The engineer of the Amtrak that derailed and crashed in Philadelphia last year was distracted by radio reports about an emergency situation on another train, federal investigators said in a final report of the disaster that left eight people dead and injured more than 200 others. The National Transportation Safety Board (NTSB) has extensively interviewed Amtrak train 188 engineer Brandon Bostian, 32, over the past year to determine how a “qualified, experienced and apparently alert engineer” could have pulled the throttle to its highest position ahead of a notoriously sharp bend in the rails. The train sped to 106 mph, ... Read More

Momentary Confusion, Rock Thrown At Train Likely Contributed To Amtrak 188 Crash
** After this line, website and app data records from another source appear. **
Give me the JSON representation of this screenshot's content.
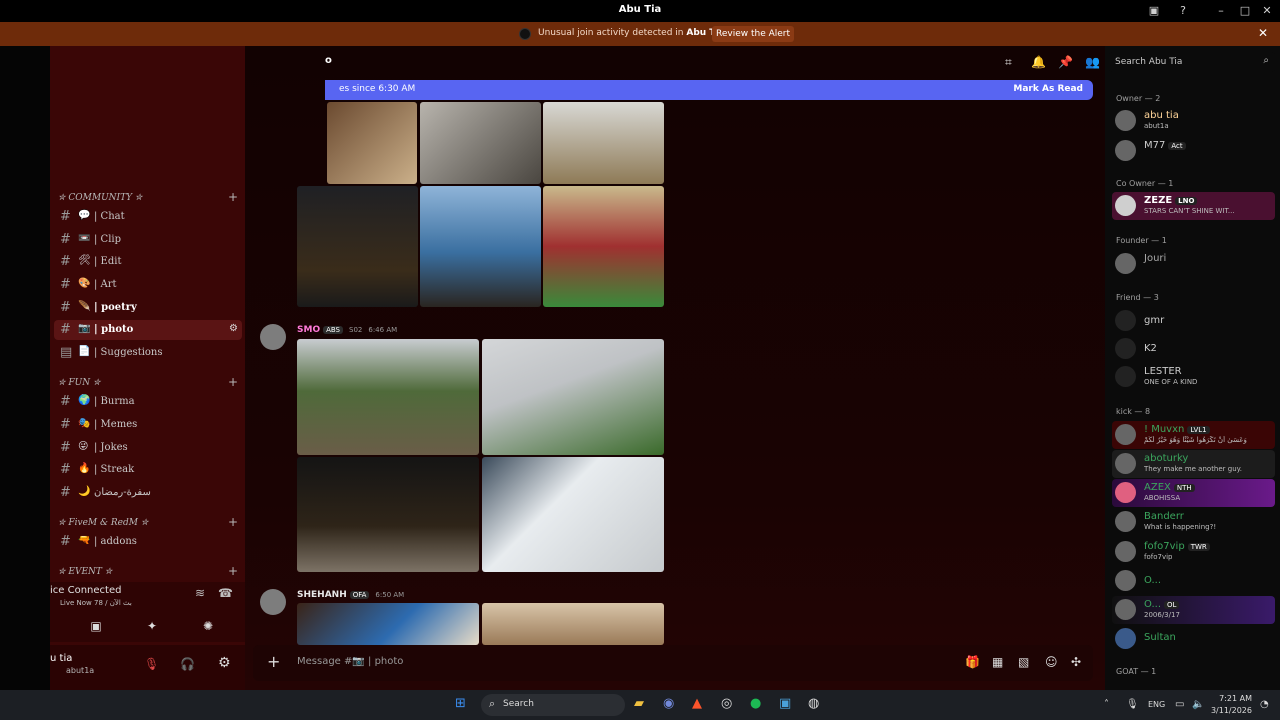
{
  "window": {
    "title": "Abu Tia"
  },
  "alert": {
    "text_prefix": "Unusual join activity detected in",
    "server_name": "Abu Tia",
    "button": "Review the Alert"
  },
  "header": {
    "channel_fragment": "o"
  },
  "new_messages": {
    "text": "es since 6:30 AM",
    "action": "Mark As Read"
  },
  "sidebar": {
    "categories": [
      {
        "label": "✮ COMMUNITY ✮",
        "channels": [
          {
            "emoji": "💬",
            "label": "| Chat"
          },
          {
            "emoji": "📼",
            "label": "| Clip"
          },
          {
            "emoji": "🛠",
            "label": "| Edit"
          },
          {
            "emoji": "🎨",
            "label": "| Art"
          },
          {
            "emoji": "🪶",
            "label": "| poetry"
          },
          {
            "emoji": "📷",
            "label": "| photo"
          },
          {
            "emoji": "📄",
            "label": "| Suggestions"
          }
        ]
      },
      {
        "label": "✮ FUN ✮",
        "channels": [
          {
            "emoji": "🌍",
            "label": "| Burma"
          },
          {
            "emoji": "🎭",
            "label": "| Memes"
          },
          {
            "emoji": "😜",
            "label": "| Jokes"
          },
          {
            "emoji": "🔥",
            "label": "| Streak"
          },
          {
            "emoji": "🌙",
            "label": "سفرة-رمضان"
          }
        ]
      },
      {
        "label": "✮ FiveM & RedM ✮",
        "channels": [
          {
            "emoji": "🔫",
            "label": "| addons"
          }
        ]
      },
      {
        "label": "✮ EVENT ✮",
        "channels": []
      }
    ]
  },
  "voice": {
    "title": "ice Connected",
    "subtitle": "Live Now 78 / بث الآن"
  },
  "user": {
    "name": "u tia",
    "handle": "abut1a"
  },
  "messages": [
    {
      "author": "SMO",
      "tag": "ABS",
      "extra": "S02",
      "time": "6:46 AM"
    },
    {
      "author": "SHEHANH",
      "tag": "OFA",
      "time": "6:50 AM"
    }
  ],
  "composer": {
    "placeholder": "Message #📷 | photo"
  },
  "members": {
    "search": "Search Abu Tia",
    "groups": [
      {
        "role": "Owner — 2",
        "items": [
          {
            "name": "abu tia",
            "status": "abut1a",
            "badge": ""
          },
          {
            "name": "M77",
            "status": "",
            "badge": "Act"
          }
        ]
      },
      {
        "role": "Co Owner — 1",
        "items": [
          {
            "name": "ZEZE",
            "status": "STARS CAN'T SHINE WIT...",
            "badge": "LNO"
          }
        ]
      },
      {
        "role": "Founder — 1",
        "items": [
          {
            "name": "Jouri",
            "status": "",
            "badge": ""
          }
        ]
      },
      {
        "role": "Friend — 3",
        "items": [
          {
            "name": "gmr",
            "status": "",
            "badge": ""
          },
          {
            "name": "K2",
            "status": "",
            "badge": ""
          },
          {
            "name": "LESTER",
            "status": "ONE OF A KIND",
            "badge": ""
          }
        ]
      },
      {
        "role": "kick — 8",
        "items": [
          {
            "name": "! Muvxn",
            "status": "وَعَسَىٰ أَنْ تَكْرَهُوا شَيْئًا وَهُوَ خَيْرٌ لَكُمْ",
            "badge": "LVL1"
          },
          {
            "name": "aboturky",
            "status": "They make me another guy.",
            "badge": ""
          },
          {
            "name": "AZEX",
            "status": "ABOHISSA",
            "badge": "NTH"
          },
          {
            "name": "Banderr",
            "status": "What is happening?!",
            "badge": ""
          },
          {
            "name": "fofo7vip",
            "status": "fofo7vip",
            "badge": "TWR"
          },
          {
            "name": "O...",
            "status": "",
            "badge": ""
          },
          {
            "name": "O...",
            "status": "2006/3/17",
            "badge": "OL"
          },
          {
            "name": "Sultan",
            "status": "",
            "badge": ""
          }
        ]
      },
      {
        "role": "GOAT — 1",
        "items": []
      }
    ]
  },
  "taskbar": {
    "search": "Search",
    "lang": "ENG",
    "time": "7:21 AM",
    "date": "3/11/2026"
  },
  "colors": {
    "accent": "#5865f2",
    "alert_bg": "#6e2b0a",
    "sidebar_bg": "#3a0606",
    "name_green": "#3ba55d",
    "name_pink": "#ff7ad9"
  }
}
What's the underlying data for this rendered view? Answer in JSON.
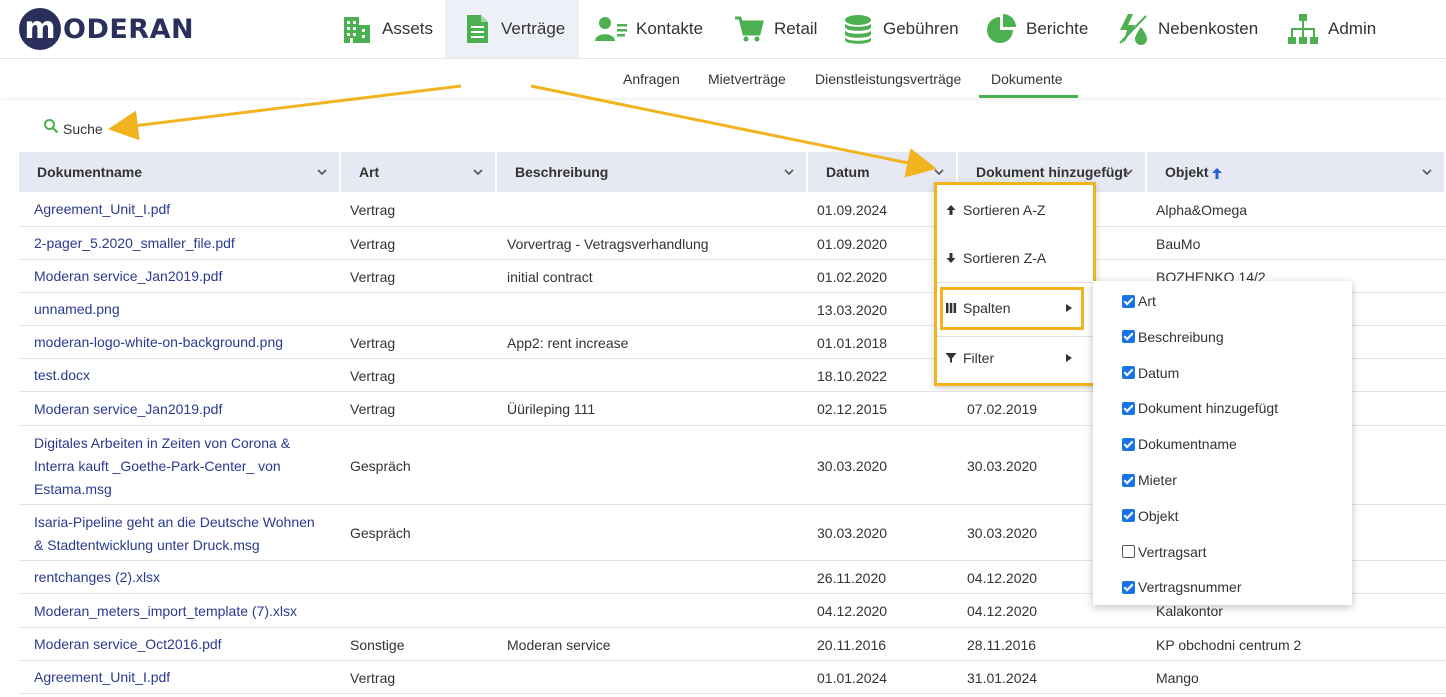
{
  "app": {
    "logo_letter": "m",
    "logo_text": "ODERAN"
  },
  "colors": {
    "brand": "#2b2f5c",
    "accent_green": "#4caf50",
    "link": "#2b3a8f",
    "header_bg": "#e6e9f3",
    "highlight": "#f2b41e",
    "checkbox": "#1a73e8"
  },
  "nav": [
    {
      "label": "Assets",
      "icon": "buildings-icon"
    },
    {
      "label": "Verträge",
      "icon": "document-icon",
      "active": true
    },
    {
      "label": "Kontakte",
      "icon": "contact-card-icon"
    },
    {
      "label": "Retail",
      "icon": "cart-icon"
    },
    {
      "label": "Gebühren",
      "icon": "coins-icon"
    },
    {
      "label": "Berichte",
      "icon": "pie-chart-icon"
    },
    {
      "label": "Nebenkosten",
      "icon": "utilities-icon"
    },
    {
      "label": "Admin",
      "icon": "org-chart-icon"
    }
  ],
  "subnav": [
    {
      "label": "Anfragen"
    },
    {
      "label": "Mietverträge"
    },
    {
      "label": "Dienstleistungsverträge"
    },
    {
      "label": "Dokumente",
      "active": true
    }
  ],
  "search": {
    "label": "Suche"
  },
  "table": {
    "columns": [
      "Dokumentname",
      "Art",
      "Beschreibung",
      "Datum",
      "Dokument hinzugefügt",
      "Objekt"
    ],
    "sorted_column": "Objekt",
    "rows": [
      {
        "name": "Agreement_Unit_I.pdf",
        "art": "Vertrag",
        "beschreibung": "",
        "datum": "01.09.2024",
        "hinzugefuegt": "",
        "objekt": "Alpha&Omega"
      },
      {
        "name": "2-pager_5.2020_smaller_file.pdf",
        "art": "Vertrag",
        "beschreibung": "Vorvertrag - Vetragsverhandlung",
        "datum": "01.09.2020",
        "hinzugefuegt": "",
        "objekt": "BauMo"
      },
      {
        "name": "Moderan service_Jan2019.pdf",
        "art": "Vertrag",
        "beschreibung": "initial contract",
        "datum": "01.02.2020",
        "hinzugefuegt": "",
        "objekt": "BOZHENKO 14/2"
      },
      {
        "name": "unnamed.png",
        "art": "",
        "beschreibung": "",
        "datum": "13.03.2020",
        "hinzugefuegt": "",
        "objekt": ""
      },
      {
        "name": "moderan-logo-white-on-background.png",
        "art": "Vertrag",
        "beschreibung": "App2: rent increase",
        "datum": "01.01.2018",
        "hinzugefuegt": "",
        "objekt": ""
      },
      {
        "name": "test.docx",
        "art": "Vertrag",
        "beschreibung": "",
        "datum": "18.10.2022",
        "hinzugefuegt": "",
        "objekt": ""
      },
      {
        "name": "Moderan service_Jan2019.pdf",
        "art": "Vertrag",
        "beschreibung": "Üürileping 111",
        "datum": "02.12.2015",
        "hinzugefuegt": "07.02.2019",
        "objekt": ""
      },
      {
        "name_lines": [
          "Digitales Arbeiten in Zeiten von Corona &",
          "Interra kauft _Goethe-Park-Center_ von",
          "Estama.msg"
        ],
        "art": "Gespräch",
        "beschreibung": "",
        "datum": "30.03.2020",
        "hinzugefuegt": "30.03.2020",
        "objekt": ""
      },
      {
        "name_lines": [
          "Isaria-Pipeline geht an die Deutsche Wohnen",
          "& Stadtentwicklung unter Druck.msg"
        ],
        "art": "Gespräch",
        "beschreibung": "",
        "datum": "30.03.2020",
        "hinzugefuegt": "30.03.2020",
        "objekt": ""
      },
      {
        "name": "rentchanges (2).xlsx",
        "art": "",
        "beschreibung": "",
        "datum": "26.11.2020",
        "hinzugefuegt": "04.12.2020",
        "objekt": ""
      },
      {
        "name": "Moderan_meters_import_template (7).xlsx",
        "art": "",
        "beschreibung": "",
        "datum": "04.12.2020",
        "hinzugefuegt": "04.12.2020",
        "objekt": "Kalakontor"
      },
      {
        "name": "Moderan service_Oct2016.pdf",
        "art": "Sonstige",
        "beschreibung": "Moderan service",
        "datum": "20.11.2016",
        "hinzugefuegt": "28.11.2016",
        "objekt": "KP obchodni centrum 2"
      },
      {
        "name": "Agreement_Unit_I.pdf",
        "art": "Vertrag",
        "beschreibung": "",
        "datum": "01.01.2024",
        "hinzugefuegt": "31.01.2024",
        "objekt": "Mango"
      }
    ]
  },
  "column_menu": {
    "sort_asc": "Sortieren A-Z",
    "sort_desc": "Sortieren Z-A",
    "columns": "Spalten",
    "filter": "Filter"
  },
  "columns_submenu": [
    {
      "label": "Art",
      "checked": true
    },
    {
      "label": "Beschreibung",
      "checked": true
    },
    {
      "label": "Datum",
      "checked": true
    },
    {
      "label": "Dokument hinzugefügt",
      "checked": true
    },
    {
      "label": "Dokumentname",
      "checked": true
    },
    {
      "label": "Mieter",
      "checked": true
    },
    {
      "label": "Objekt",
      "checked": true
    },
    {
      "label": "Vertragsart",
      "checked": false
    },
    {
      "label": "Vertragsnummer",
      "checked": true
    }
  ]
}
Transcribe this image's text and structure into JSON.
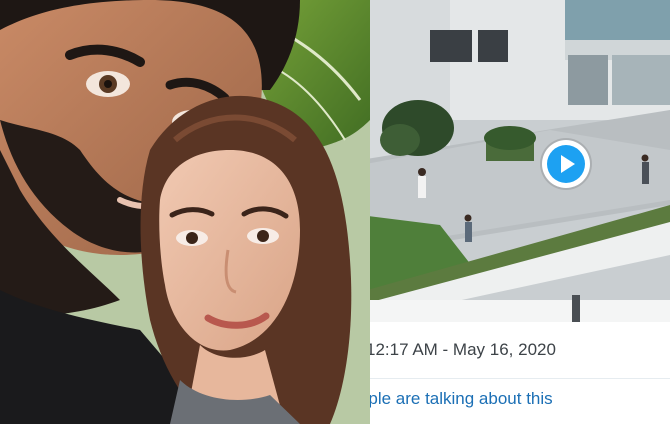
{
  "tweet": {
    "timestamp": "12:17 AM - May 16, 2020",
    "engagement_link": "people are talking about this",
    "accent_color": "#1da1f2",
    "link_color": "#1b6fb5"
  },
  "video": {
    "play_icon": "play-icon"
  },
  "photo": {
    "subject": "couple-selfie-photo"
  }
}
When Amtrak 188 derailed and crashed in Philadelphia last year, killing eight people and injuring hundreds of others, investigators quickly honed in on Brandon Bostian, the train’s engineer, to understand what caused the worst U.S. rail disaster in decades. Ruling out drugs or alcohol and lack of experience, the National Transportation Safety Board (NTSB) endeavored to find if maybe Mr. Bostian, who strongly advocated for better railroad safety in past years, may have been distracted by his cell phone when he lost control of the train. But it turns out another distraction, coupled with what investigators call “lost situational awareness” ... Read More

Lawsuits against Bayer alleging neurological side effects from Mirena IUD will not be centralized

Nine lawsuits against Bayer Healthcare Pharmaceuticals alleging the company’s Mirena IUD caused neurological conditions will not be consolidated into a multidistrict litigation because there are just too few to justify the motion. Plaintiffs had asked that the lawsuits be centralized in Tennessee; Bayer opposed centralization or to have them consolidated in New York. Bayer already faces multidistrict litigation with its Mirena intrauterine device over uterine perforation, a different injury. These nine lawsuits claim that the Mirena IUD contraceptive device releases a synthetic hormone that can cause neurological problems, including a type of brain damage known as pseudo tumor cerebra (PTC) ... Read More

Lawsuits allege Mirena IUD caused brain damage

“I was one of the lucky ones,” writes “Proud Mama Fighting Back,” who describes herself as a “post Mirena survivor,” and chronicles her “Mirena nightmare” on her blogspot site, MyLifeAfterMirena. She says she was lucky because after having the Mirena intrauterine device inserted, she lost most of her vision in her right eye after two months. “I went from great vision to legally blind in that eye virtually overnight,” she writes. That’s when the blogger learned about a connection between the Mirena IUD and pseudo tumor cerebra (PTC), also known as idiopathic intracranial hypertension (IIH), a type of brain damage in which too ... Read More